It seems like her awesome feeling has spread outside her bedroom and the studio, and she’s now getting major label attention, including a interest from Warner/Reprise. “I thought, ‘Oh my God, why are they contacting me?’ I’m SO NOT what I would think they would want. Today, you just don’t hear strong, female artists that have something to say. Now it’s all about the esthetic. It’s all about sex, because that’s what sells…it’s all about showing your body.”
So for now, Mary Beth is focusing on her music and just letting whatever happens, happen, “because there’s nothing I can do. It just seems so big and fucked up. Now Colorado Women in Music – we can do some stuff locally and try to create cool community here. But as far as the music industry goes, forget it.”

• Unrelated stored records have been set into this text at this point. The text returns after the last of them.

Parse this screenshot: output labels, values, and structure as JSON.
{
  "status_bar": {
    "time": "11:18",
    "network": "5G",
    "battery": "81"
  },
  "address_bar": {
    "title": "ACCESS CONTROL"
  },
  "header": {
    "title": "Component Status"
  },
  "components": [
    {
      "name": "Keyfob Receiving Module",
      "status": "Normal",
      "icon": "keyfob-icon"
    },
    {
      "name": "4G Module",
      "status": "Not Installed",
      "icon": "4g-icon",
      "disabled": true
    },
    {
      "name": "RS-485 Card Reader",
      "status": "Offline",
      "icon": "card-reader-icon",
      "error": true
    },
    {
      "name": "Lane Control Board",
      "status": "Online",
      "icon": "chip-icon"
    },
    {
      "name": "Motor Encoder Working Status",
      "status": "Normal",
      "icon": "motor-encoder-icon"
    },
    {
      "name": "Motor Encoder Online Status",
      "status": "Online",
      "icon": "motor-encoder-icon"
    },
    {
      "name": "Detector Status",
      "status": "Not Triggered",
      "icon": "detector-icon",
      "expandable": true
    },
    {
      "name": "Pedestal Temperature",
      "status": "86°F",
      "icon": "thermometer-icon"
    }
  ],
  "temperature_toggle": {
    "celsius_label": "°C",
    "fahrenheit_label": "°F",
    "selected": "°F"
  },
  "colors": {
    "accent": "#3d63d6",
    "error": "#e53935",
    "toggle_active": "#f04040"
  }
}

You can pick up What Happened To The Girls? at most record stores, and check out her very cool web site at www.marybethabella.com. She and her brother John will rock the Lion’s Lair Saturday, November 9, where she’ll also have fabulous prizes, including a dream date with her bro.